Randomized Phase II Study of Irinotecan and Cetuximab with or without Vemurafenib in BRAF Mutant Metastatic Colon Cancer
The purpose of this screening step is to perform a genetic test on your colorectal cancer tumor sample to see if it has a specific genetic mutation called BRAF. BRAF is a human gene that makes a protein called B-raf. This protein is involved in sending signals to the cells which direct cell growth. BRAF tumor testing is common for this type of cancer. The performance of the test is not part of the research question in this study. If your tissue has a BRAF mutation, you will be eligible to participate in the next part of the study.
We expect that about 440 patients will get this screening for this study and expect that about 78 patients will go on to the treatment part of the study nationally. Approximately 4 patients will take part at The University of Arizona Cancer Center.

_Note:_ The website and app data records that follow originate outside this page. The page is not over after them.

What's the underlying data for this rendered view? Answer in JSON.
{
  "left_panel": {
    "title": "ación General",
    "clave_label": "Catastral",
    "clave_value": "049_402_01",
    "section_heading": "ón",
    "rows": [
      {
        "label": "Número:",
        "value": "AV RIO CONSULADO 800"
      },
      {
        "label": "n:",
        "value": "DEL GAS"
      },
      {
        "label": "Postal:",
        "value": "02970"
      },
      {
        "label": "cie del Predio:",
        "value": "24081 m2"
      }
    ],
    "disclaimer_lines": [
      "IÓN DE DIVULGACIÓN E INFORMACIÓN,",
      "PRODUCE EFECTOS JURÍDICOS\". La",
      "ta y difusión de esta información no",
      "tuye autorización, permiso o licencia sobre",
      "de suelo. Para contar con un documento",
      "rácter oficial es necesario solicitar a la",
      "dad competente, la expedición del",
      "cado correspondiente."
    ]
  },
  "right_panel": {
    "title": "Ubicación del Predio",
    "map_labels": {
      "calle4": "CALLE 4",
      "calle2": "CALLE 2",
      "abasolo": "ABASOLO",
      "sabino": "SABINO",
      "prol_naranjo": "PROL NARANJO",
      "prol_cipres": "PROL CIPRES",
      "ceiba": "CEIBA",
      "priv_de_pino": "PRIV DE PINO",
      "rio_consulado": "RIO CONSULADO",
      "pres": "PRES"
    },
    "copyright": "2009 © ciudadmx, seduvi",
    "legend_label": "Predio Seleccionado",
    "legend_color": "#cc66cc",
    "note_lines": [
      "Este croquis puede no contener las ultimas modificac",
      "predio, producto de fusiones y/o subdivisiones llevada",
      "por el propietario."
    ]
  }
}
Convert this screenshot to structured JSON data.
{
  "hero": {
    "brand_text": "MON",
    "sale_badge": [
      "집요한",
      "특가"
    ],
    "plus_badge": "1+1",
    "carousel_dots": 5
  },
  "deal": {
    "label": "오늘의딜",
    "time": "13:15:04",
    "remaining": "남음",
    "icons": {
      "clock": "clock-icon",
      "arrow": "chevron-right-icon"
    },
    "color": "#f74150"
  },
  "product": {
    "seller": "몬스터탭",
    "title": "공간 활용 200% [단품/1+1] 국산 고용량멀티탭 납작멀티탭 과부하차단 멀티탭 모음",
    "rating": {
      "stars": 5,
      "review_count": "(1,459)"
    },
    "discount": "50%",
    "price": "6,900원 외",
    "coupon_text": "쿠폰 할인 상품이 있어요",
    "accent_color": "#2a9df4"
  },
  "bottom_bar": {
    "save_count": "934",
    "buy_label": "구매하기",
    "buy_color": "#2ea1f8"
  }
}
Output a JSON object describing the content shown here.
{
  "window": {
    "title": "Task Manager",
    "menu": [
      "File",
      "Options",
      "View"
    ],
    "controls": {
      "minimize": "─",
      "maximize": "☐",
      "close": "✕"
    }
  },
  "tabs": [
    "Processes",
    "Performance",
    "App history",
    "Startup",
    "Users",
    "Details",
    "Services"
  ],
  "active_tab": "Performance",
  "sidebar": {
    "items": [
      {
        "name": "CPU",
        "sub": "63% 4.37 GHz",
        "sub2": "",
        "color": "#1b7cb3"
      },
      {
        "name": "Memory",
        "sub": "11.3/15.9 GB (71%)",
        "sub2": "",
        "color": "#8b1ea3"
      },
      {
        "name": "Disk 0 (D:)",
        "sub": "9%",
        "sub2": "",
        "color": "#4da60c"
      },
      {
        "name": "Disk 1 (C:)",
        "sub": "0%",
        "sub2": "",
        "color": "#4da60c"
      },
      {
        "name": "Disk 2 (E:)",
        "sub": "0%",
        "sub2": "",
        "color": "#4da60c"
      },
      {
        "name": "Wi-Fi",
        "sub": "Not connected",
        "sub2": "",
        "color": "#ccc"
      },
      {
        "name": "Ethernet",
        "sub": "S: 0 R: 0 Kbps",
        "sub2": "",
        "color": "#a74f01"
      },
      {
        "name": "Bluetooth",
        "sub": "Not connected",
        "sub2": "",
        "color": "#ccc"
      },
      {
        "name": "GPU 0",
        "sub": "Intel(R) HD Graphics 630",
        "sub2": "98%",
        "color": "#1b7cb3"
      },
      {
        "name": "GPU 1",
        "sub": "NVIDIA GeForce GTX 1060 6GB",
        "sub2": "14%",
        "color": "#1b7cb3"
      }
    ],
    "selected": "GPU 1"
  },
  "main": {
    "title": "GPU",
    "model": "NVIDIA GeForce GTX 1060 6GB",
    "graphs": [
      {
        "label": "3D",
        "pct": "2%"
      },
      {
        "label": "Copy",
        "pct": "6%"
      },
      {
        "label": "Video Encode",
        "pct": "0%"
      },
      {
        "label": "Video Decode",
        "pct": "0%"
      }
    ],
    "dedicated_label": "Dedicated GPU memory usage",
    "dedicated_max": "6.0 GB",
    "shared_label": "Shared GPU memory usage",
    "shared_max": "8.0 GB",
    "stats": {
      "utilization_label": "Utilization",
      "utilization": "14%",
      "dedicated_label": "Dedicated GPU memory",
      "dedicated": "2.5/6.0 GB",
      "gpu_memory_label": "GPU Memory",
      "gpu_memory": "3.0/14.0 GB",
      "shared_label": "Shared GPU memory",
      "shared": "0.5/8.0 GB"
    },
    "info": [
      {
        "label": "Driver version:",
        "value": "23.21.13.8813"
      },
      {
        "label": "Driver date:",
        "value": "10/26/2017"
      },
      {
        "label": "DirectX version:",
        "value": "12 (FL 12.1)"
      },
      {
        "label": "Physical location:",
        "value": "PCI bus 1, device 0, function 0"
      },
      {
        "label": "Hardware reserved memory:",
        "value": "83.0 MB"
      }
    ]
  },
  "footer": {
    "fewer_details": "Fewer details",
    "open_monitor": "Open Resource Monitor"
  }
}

The purpose of the treatment part of the study is to compare any good and bad effects of using vemurafenib along with the usual chemotherapy approach alone. The addition of vemurafenib to the usual chemotherapy could shrink your cancer, but it could also cause side effects. This study will allow the researchers to know whether this different approach is better, the same, or worse than the usual approach.
Study phase: II
Basic eligibility criteria:
Please contact the study coordinator for additional eligibility information.
Adults, 18+ with histologically or cytologically documented adenocarcinoma of the colon or rectum that is either metastatic, or locally advanced and unresectable.
Primary disease category: Cancer
Protocol number: S1406
Projected enrollment dates: May 2015 to May 2017
Official study title: Randomized Phase II Study of Irinotecan and Cetuximab with or without Vemurafenib in BRAF Mutant Metastatic Colon Cancer